Excerpts from an interface dataset
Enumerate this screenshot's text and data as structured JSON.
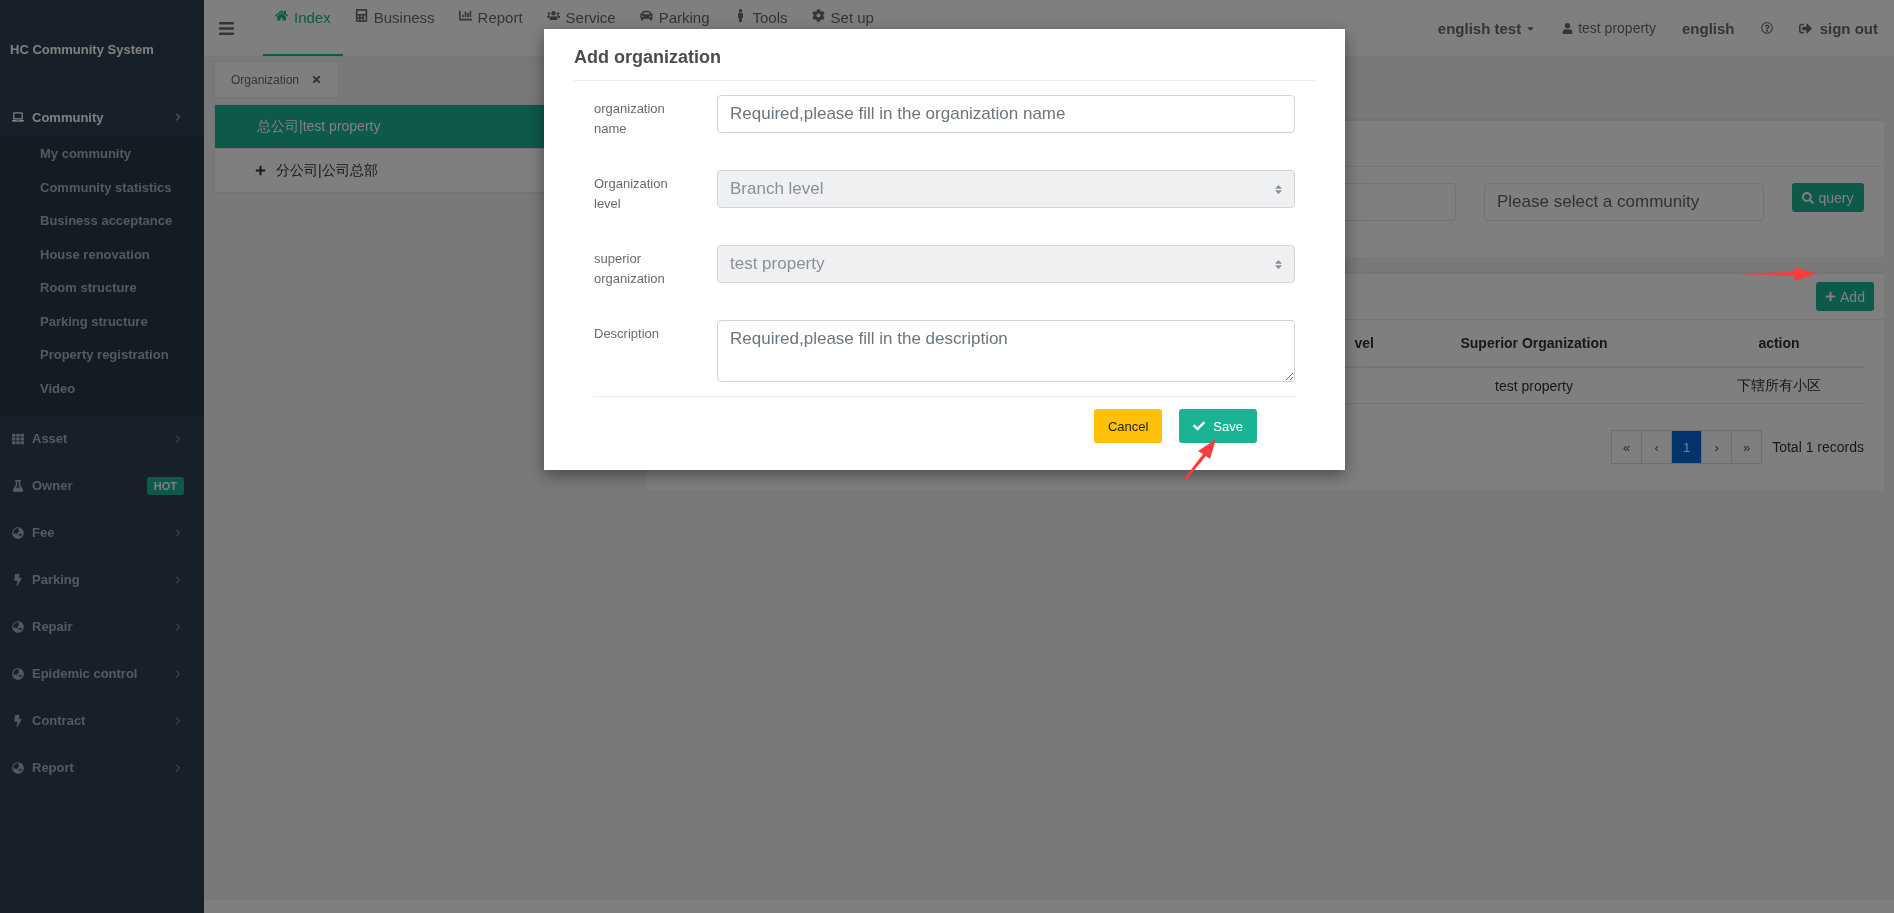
{
  "sidebar": {
    "brand": "HC Community System",
    "items": [
      {
        "label": "Community",
        "expanded": true,
        "children": [
          "My community",
          "Community statistics",
          "Business acceptance",
          "House renovation",
          "Room structure",
          "Parking structure",
          "Property registration",
          "Video"
        ]
      },
      {
        "label": "Asset",
        "expanded": false
      },
      {
        "label": "Owner",
        "badge": "HOT"
      },
      {
        "label": "Fee",
        "expanded": false
      },
      {
        "label": "Parking",
        "expanded": false
      },
      {
        "label": "Repair",
        "expanded": false
      },
      {
        "label": "Epidemic control",
        "expanded": false
      },
      {
        "label": "Contract",
        "expanded": false
      },
      {
        "label": "Report",
        "expanded": false
      }
    ]
  },
  "topbar": {
    "nav": [
      {
        "label": "Index",
        "selected": true
      },
      {
        "label": "Business",
        "selected": false
      },
      {
        "label": "Report",
        "selected": false
      },
      {
        "label": "Service",
        "selected": false
      },
      {
        "label": "Parking",
        "selected": false
      },
      {
        "label": "Tools",
        "selected": false
      },
      {
        "label": "Set up",
        "selected": false
      }
    ],
    "user_menu": "english test",
    "property": "test property",
    "language": "english",
    "sign_out": "sign out"
  },
  "tabs": [
    {
      "label": "Organization",
      "selected": true
    }
  ],
  "org_tree": [
    {
      "label": "总公司|test property",
      "selected": true,
      "has_children": false
    },
    {
      "label": "分公司|公司总部",
      "selected": false,
      "has_children": true
    }
  ],
  "search": {
    "community_placeholder": "Please select a community",
    "query_button": "query"
  },
  "table": {
    "add_button": "Add",
    "columns": [
      "vel",
      "Superior Organization",
      "action"
    ],
    "rows": [
      [
        "",
        "test property",
        "下辖所有小区"
      ]
    ]
  },
  "pagination": {
    "pages": [
      {
        "label": "«",
        "selected": false
      },
      {
        "label": "‹",
        "selected": false
      },
      {
        "label": "1",
        "selected": true
      },
      {
        "label": "›",
        "selected": false
      },
      {
        "label": "»",
        "selected": false
      }
    ],
    "total": "Total 1 records"
  },
  "modal": {
    "title": "Add organization",
    "fields": [
      {
        "label": "organization name",
        "kind": "input",
        "placeholder": "Required,please fill in the organization name"
      },
      {
        "label": "Organization level",
        "kind": "select",
        "value": "Branch level",
        "disabled": true
      },
      {
        "label": "superior organization",
        "kind": "select",
        "value": "test property",
        "disabled": true
      },
      {
        "label": "Description",
        "kind": "textarea",
        "placeholder": "Required,please fill in the description"
      }
    ],
    "buttons": [
      {
        "label": "Cancel",
        "kind": "cancel"
      },
      {
        "label": "Save",
        "kind": "save"
      }
    ]
  }
}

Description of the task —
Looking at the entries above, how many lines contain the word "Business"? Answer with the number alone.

Problem solution —
2